We hadn’t really intended to do much of a walk at all – just a gentle stroll up on to St
Bees Head from St Bees itself, the start of Wainwright’s Coast to Coast Walk – reputedly now the most popular long-distance walk in Britain.
But it was a really beautiful day. As we wandered across the sands, and the tide was way out, the slight heat haze lifted and the visibility was grand. A few other people strolled the sands and it was all rather idyllic.
So we climbed up to St Bees Head and to the old lookout point, used for the defence of the realm during the War.
A way to the west, a thin bank of cloud hung down over the Irish Sea. I thought I could see land there. And, as we climbed higher the distant cloud lifted and the Isle of Man came into view, near thirty miles away across the water. It’s highest peak, Snaefell, most prominent.
The cliffs here are good for birds. There were a great number of black raven guillemots – circling around, diving in masses towards the sea around Fleswick (pronounced Flezzick) Bay.
Though we had not planned for a walk we decided to go on as far as St Bees Lighthouse two and a half miles from our starting point.
Good views now across the Solway to Scotland and the hills of Galloway.
The lighthouse was first established here in 1717, but that was destroyed by fire.
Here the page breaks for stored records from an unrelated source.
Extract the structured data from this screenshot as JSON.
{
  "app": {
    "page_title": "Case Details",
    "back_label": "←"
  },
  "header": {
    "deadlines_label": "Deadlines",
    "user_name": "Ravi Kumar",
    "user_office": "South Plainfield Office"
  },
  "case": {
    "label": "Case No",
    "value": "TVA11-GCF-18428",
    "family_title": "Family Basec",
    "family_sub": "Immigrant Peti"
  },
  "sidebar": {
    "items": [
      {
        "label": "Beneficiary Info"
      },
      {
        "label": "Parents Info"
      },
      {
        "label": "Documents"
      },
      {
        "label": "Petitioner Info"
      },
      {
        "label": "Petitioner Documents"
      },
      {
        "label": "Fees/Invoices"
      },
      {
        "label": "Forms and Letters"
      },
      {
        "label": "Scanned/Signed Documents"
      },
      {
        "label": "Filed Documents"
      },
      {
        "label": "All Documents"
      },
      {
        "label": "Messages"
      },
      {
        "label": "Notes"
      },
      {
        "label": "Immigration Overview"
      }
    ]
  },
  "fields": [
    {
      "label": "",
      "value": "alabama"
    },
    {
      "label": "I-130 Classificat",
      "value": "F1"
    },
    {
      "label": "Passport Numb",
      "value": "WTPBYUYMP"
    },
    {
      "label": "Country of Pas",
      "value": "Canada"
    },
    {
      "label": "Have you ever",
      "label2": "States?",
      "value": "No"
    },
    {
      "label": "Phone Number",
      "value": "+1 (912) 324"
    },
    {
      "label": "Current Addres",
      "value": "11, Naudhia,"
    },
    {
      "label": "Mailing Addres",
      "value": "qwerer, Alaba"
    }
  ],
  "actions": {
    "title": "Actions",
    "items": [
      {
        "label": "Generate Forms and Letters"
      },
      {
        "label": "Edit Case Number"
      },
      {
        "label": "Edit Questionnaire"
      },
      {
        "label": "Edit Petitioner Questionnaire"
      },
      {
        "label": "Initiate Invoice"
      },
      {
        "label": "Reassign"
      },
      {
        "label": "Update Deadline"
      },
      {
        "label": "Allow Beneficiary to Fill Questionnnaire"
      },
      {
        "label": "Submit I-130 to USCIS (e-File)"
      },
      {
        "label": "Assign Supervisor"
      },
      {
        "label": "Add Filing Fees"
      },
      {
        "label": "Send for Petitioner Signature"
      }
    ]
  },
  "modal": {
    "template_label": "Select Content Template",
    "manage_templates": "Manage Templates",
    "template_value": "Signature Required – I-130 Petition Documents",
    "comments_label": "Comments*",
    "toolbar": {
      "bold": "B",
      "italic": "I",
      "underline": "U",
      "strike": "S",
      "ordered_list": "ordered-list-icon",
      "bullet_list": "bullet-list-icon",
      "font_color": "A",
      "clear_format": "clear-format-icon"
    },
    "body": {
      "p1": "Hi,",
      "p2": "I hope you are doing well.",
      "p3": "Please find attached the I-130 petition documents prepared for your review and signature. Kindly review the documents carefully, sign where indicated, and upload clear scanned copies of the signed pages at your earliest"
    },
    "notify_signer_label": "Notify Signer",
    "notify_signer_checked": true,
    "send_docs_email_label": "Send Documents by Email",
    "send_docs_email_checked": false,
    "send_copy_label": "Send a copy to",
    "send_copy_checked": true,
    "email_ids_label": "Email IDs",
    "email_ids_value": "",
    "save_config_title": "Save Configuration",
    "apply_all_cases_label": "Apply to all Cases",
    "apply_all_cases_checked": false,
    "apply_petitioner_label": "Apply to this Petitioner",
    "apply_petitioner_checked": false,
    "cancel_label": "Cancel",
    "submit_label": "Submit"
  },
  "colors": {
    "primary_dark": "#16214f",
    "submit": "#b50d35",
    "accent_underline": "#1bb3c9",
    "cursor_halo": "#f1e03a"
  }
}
The present lighthouse dates from 1866 and its light may be seen from the Isle of Man.
We walked back the same way, as some speed unfortunately concerned that our parking time was running out.
Pity really, we’d have liked to linger rather longer on this very dramatic stretch of the Cumbrian Coast.
Afterwards we went to see St Bees Church about which more next time.